→ **Activity**: Give the count of lines in the data that include the string "text", with no added remarks.

● ● ● ● ●

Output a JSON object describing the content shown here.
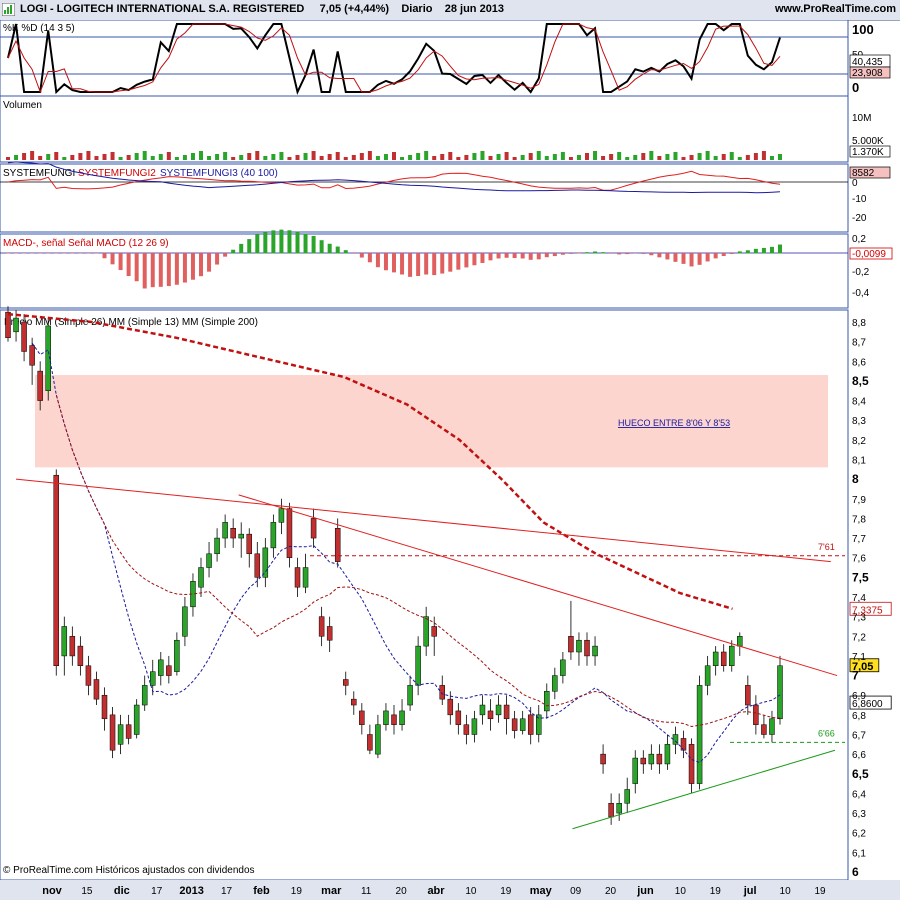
{
  "header": {
    "symbol": "LOGI - LOGITECH INTERNATIONAL S.A. REGISTERED",
    "price_change": "7,05 (+4,44%)",
    "period": "Diario",
    "date": "28 jun 2013",
    "site": "www.ProRealTime.com"
  },
  "footer": {
    "copyright": "© ProRealTime.com  Históricos ajustados con dividendos"
  },
  "colors": {
    "frame": "#3a57a8",
    "panel_border": "#4a5fa8",
    "up": "#2aa52a",
    "down": "#c03030",
    "gap_zone": "#fdd5cf"
  },
  "x_axis": {
    "labels": [
      "nov",
      "15",
      "dic",
      "17",
      "2013",
      "17",
      "feb",
      "19",
      "mar",
      "11",
      "20",
      "abr",
      "10",
      "19",
      "may",
      "09",
      "20",
      "jun",
      "10",
      "19",
      "jul",
      "10",
      "19"
    ],
    "bold": [
      "nov",
      "dic",
      "2013",
      "feb",
      "mar",
      "abr",
      "may",
      "jun",
      "jul"
    ]
  },
  "chart_data": [
    {
      "type": "line",
      "name": "stochastic",
      "label": "%K %D (14 3 5)",
      "ylim": [
        0,
        100
      ],
      "levels": [
        80,
        20
      ],
      "right_labels": [
        "100",
        "50",
        "40,435",
        "23,908",
        "0"
      ],
      "values": {
        "k": 40.435,
        "d": 23.908
      }
    },
    {
      "type": "bar",
      "name": "volume",
      "label": "Volumen",
      "right_labels": [
        "10M",
        "5.000K",
        "1.370K"
      ],
      "last_value": "1.370K"
    },
    {
      "type": "line",
      "name": "systemfungi",
      "labels": [
        "SYSTEMFUNGI",
        "SYSTEMFUNGI2",
        "SYSTEMFUNGI3 (40 100)"
      ],
      "right_labels": [
        "8582",
        "0",
        "-10",
        "-20"
      ]
    },
    {
      "type": "bar",
      "name": "macd",
      "labels": [
        "MACD-, señal Señal MACD (12 26 9)"
      ],
      "right_labels": [
        "0,2",
        "-0,0099",
        "-0,2",
        "-0,4"
      ],
      "last_value": "-0,0099"
    },
    {
      "type": "line",
      "name": "price",
      "label": "Precio  MM (Simple 26)  MM (Simple 13)  MM (Simple 200)",
      "ylim": [
        6.0,
        8.9
      ],
      "y_ticks": [
        "8,8",
        "8,7",
        "8,6",
        "8,5",
        "8,4",
        "8,3",
        "8,2",
        "8,1",
        "8",
        "7,9",
        "7,8",
        "7,7",
        "7,6",
        "7,5",
        "7,4",
        "7,3",
        "7,2",
        "7,1",
        "7",
        "6,9",
        "6,8",
        "6,7",
        "6,6",
        "6,5",
        "6,4",
        "6,3",
        "6,2",
        "6,1",
        "6"
      ],
      "bold_ticks": [
        "8,5",
        "8",
        "7,5",
        "7",
        "6,5",
        "6"
      ],
      "gap_zone": {
        "low": 8.06,
        "high": 8.53,
        "label": "HUECO ENTRE 8'06 Y 8'53"
      },
      "annotations": [
        {
          "text": "7'61",
          "value": 7.61
        },
        {
          "text": "6'66",
          "value": 6.66
        }
      ],
      "price_tags": [
        {
          "text": "7,3375",
          "value": 7.3375,
          "kind": "ma200"
        },
        {
          "text": "7,05",
          "value": 7.05,
          "kind": "last"
        },
        {
          "text": "6,8600",
          "value": 6.86,
          "kind": "ma"
        }
      ],
      "ma200": [
        [
          8.84,
          0
        ],
        [
          8.8,
          40
        ],
        [
          8.72,
          80
        ],
        [
          8.62,
          120
        ],
        [
          8.52,
          160
        ],
        [
          8.38,
          190
        ],
        [
          8.2,
          215
        ],
        [
          8.0,
          235
        ],
        [
          7.78,
          255
        ],
        [
          7.62,
          280
        ],
        [
          7.52,
          300
        ],
        [
          7.42,
          320
        ],
        [
          7.34,
          345
        ]
      ],
      "trendlines": [
        {
          "from": [
            0,
            8.0
          ],
          "to": [
            388,
            7.58
          ],
          "color": "red"
        },
        {
          "from": [
            106,
            7.92
          ],
          "to": [
            391,
            7.0
          ],
          "color": "red"
        },
        {
          "from": [
            265,
            6.22
          ],
          "to": [
            390,
            6.62
          ],
          "color": "green"
        }
      ],
      "levels": [
        {
          "value": 7.61,
          "from": 140,
          "to": 390,
          "color": "red"
        },
        {
          "value": 6.66,
          "from": 340,
          "to": 390,
          "color": "green"
        }
      ],
      "candles": [
        [
          8.85,
          8.72,
          8.88,
          8.7
        ],
        [
          8.75,
          8.82,
          8.86,
          8.7
        ],
        [
          8.8,
          8.65,
          8.84,
          8.6
        ],
        [
          8.68,
          8.58,
          8.72,
          8.48
        ],
        [
          8.55,
          8.4,
          8.6,
          8.35
        ],
        [
          8.45,
          8.78,
          8.82,
          8.4
        ],
        [
          8.02,
          7.05,
          8.05,
          7.0
        ],
        [
          7.1,
          7.25,
          7.3,
          7.0
        ],
        [
          7.2,
          7.1,
          7.25,
          7.05
        ],
        [
          7.15,
          7.05,
          7.2,
          7.0
        ],
        [
          7.05,
          6.95,
          7.1,
          6.9
        ],
        [
          6.98,
          6.88,
          7.02,
          6.85
        ],
        [
          6.9,
          6.78,
          6.94,
          6.72
        ],
        [
          6.8,
          6.62,
          6.84,
          6.58
        ],
        [
          6.65,
          6.75,
          6.8,
          6.6
        ],
        [
          6.75,
          6.68,
          6.8,
          6.65
        ],
        [
          6.7,
          6.85,
          6.88,
          6.68
        ],
        [
          6.85,
          6.95,
          7.0,
          6.82
        ],
        [
          6.95,
          7.02,
          7.08,
          6.9
        ],
        [
          7.0,
          7.08,
          7.12,
          6.95
        ],
        [
          7.05,
          7.0,
          7.1,
          6.96
        ],
        [
          7.02,
          7.18,
          7.22,
          7.0
        ],
        [
          7.2,
          7.35,
          7.4,
          7.15
        ],
        [
          7.35,
          7.48,
          7.52,
          7.3
        ],
        [
          7.45,
          7.55,
          7.6,
          7.4
        ],
        [
          7.55,
          7.62,
          7.68,
          7.5
        ],
        [
          7.62,
          7.7,
          7.75,
          7.58
        ],
        [
          7.7,
          7.78,
          7.82,
          7.65
        ],
        [
          7.75,
          7.7,
          7.8,
          7.65
        ],
        [
          7.7,
          7.72,
          7.78,
          7.6
        ],
        [
          7.72,
          7.62,
          7.75,
          7.55
        ],
        [
          7.62,
          7.5,
          7.68,
          7.45
        ],
        [
          7.5,
          7.65,
          7.7,
          7.45
        ],
        [
          7.65,
          7.78,
          7.82,
          7.6
        ],
        [
          7.78,
          7.85,
          7.9,
          7.72
        ],
        [
          7.85,
          7.6,
          7.88,
          7.55
        ],
        [
          7.55,
          7.45,
          7.6,
          7.4
        ],
        [
          7.45,
          7.55,
          7.62,
          7.42
        ],
        [
          7.8,
          7.7,
          7.85,
          7.65
        ],
        [
          7.3,
          7.2,
          7.35,
          7.15
        ],
        [
          7.25,
          7.18,
          7.3,
          7.12
        ],
        [
          7.75,
          7.58,
          7.8,
          7.55
        ],
        [
          6.98,
          6.95,
          7.02,
          6.9
        ],
        [
          6.88,
          6.85,
          6.92,
          6.8
        ],
        [
          6.82,
          6.75,
          6.86,
          6.7
        ],
        [
          6.7,
          6.62,
          6.75,
          6.6
        ],
        [
          6.6,
          6.75,
          6.8,
          6.58
        ],
        [
          6.75,
          6.82,
          6.86,
          6.72
        ],
        [
          6.8,
          6.75,
          6.85,
          6.7
        ],
        [
          6.75,
          6.82,
          6.88,
          6.72
        ],
        [
          6.85,
          6.95,
          7.0,
          6.82
        ],
        [
          6.95,
          7.15,
          7.2,
          6.9
        ],
        [
          7.15,
          7.3,
          7.35,
          7.1
        ],
        [
          7.25,
          7.2,
          7.3,
          7.1
        ],
        [
          6.95,
          6.88,
          7.0,
          6.85
        ],
        [
          6.88,
          6.8,
          6.92,
          6.75
        ],
        [
          6.82,
          6.75,
          6.86,
          6.7
        ],
        [
          6.75,
          6.7,
          6.8,
          6.65
        ],
        [
          6.7,
          6.78,
          6.82,
          6.66
        ],
        [
          6.8,
          6.85,
          6.9,
          6.75
        ],
        [
          6.82,
          6.78,
          6.88,
          6.72
        ],
        [
          6.8,
          6.85,
          6.9,
          6.76
        ],
        [
          6.85,
          6.78,
          6.9,
          6.7
        ],
        [
          6.78,
          6.72,
          6.82,
          6.68
        ],
        [
          6.72,
          6.78,
          6.82,
          6.7
        ],
        [
          6.8,
          6.7,
          6.84,
          6.65
        ],
        [
          6.7,
          6.8,
          6.85,
          6.66
        ],
        [
          6.82,
          6.92,
          6.96,
          6.78
        ],
        [
          6.92,
          7.0,
          7.04,
          6.88
        ],
        [
          7.0,
          7.08,
          7.12,
          6.96
        ],
        [
          7.2,
          7.12,
          7.38,
          7.08
        ],
        [
          7.12,
          7.18,
          7.22,
          7.05
        ],
        [
          7.18,
          7.1,
          7.22,
          7.05
        ],
        [
          7.1,
          7.15,
          7.2,
          7.05
        ],
        [
          6.6,
          6.55,
          6.65,
          6.5
        ],
        [
          6.35,
          6.28,
          6.4,
          6.24
        ],
        [
          6.3,
          6.35,
          6.4,
          6.26
        ],
        [
          6.35,
          6.42,
          6.48,
          6.3
        ],
        [
          6.45,
          6.58,
          6.62,
          6.4
        ],
        [
          6.58,
          6.55,
          6.62,
          6.5
        ],
        [
          6.55,
          6.6,
          6.65,
          6.52
        ],
        [
          6.6,
          6.55,
          6.65,
          6.5
        ],
        [
          6.55,
          6.65,
          6.7,
          6.52
        ],
        [
          6.65,
          6.7,
          6.74,
          6.6
        ],
        [
          6.68,
          6.62,
          6.72,
          6.58
        ],
        [
          6.65,
          6.45,
          6.68,
          6.4
        ],
        [
          6.45,
          6.95,
          7.0,
          6.42
        ],
        [
          6.95,
          7.05,
          7.1,
          6.9
        ],
        [
          7.05,
          7.12,
          7.15,
          7.0
        ],
        [
          7.12,
          7.05,
          7.16,
          7.02
        ],
        [
          7.05,
          7.15,
          7.18,
          7.02
        ],
        [
          7.15,
          7.2,
          7.22,
          7.1
        ],
        [
          6.95,
          6.85,
          7.0,
          6.8
        ],
        [
          6.85,
          6.75,
          6.9,
          6.7
        ],
        [
          6.75,
          6.7,
          6.8,
          6.68
        ],
        [
          6.7,
          6.78,
          6.82,
          6.66
        ],
        [
          6.78,
          7.05,
          7.1,
          6.75
        ]
      ],
      "legend": [
        "Precio",
        "MM (Simple 26)",
        "MM (Simple 13)",
        "MM (Simple 200)"
      ]
    }
  ]
}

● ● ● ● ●

→ **Task solution**: 5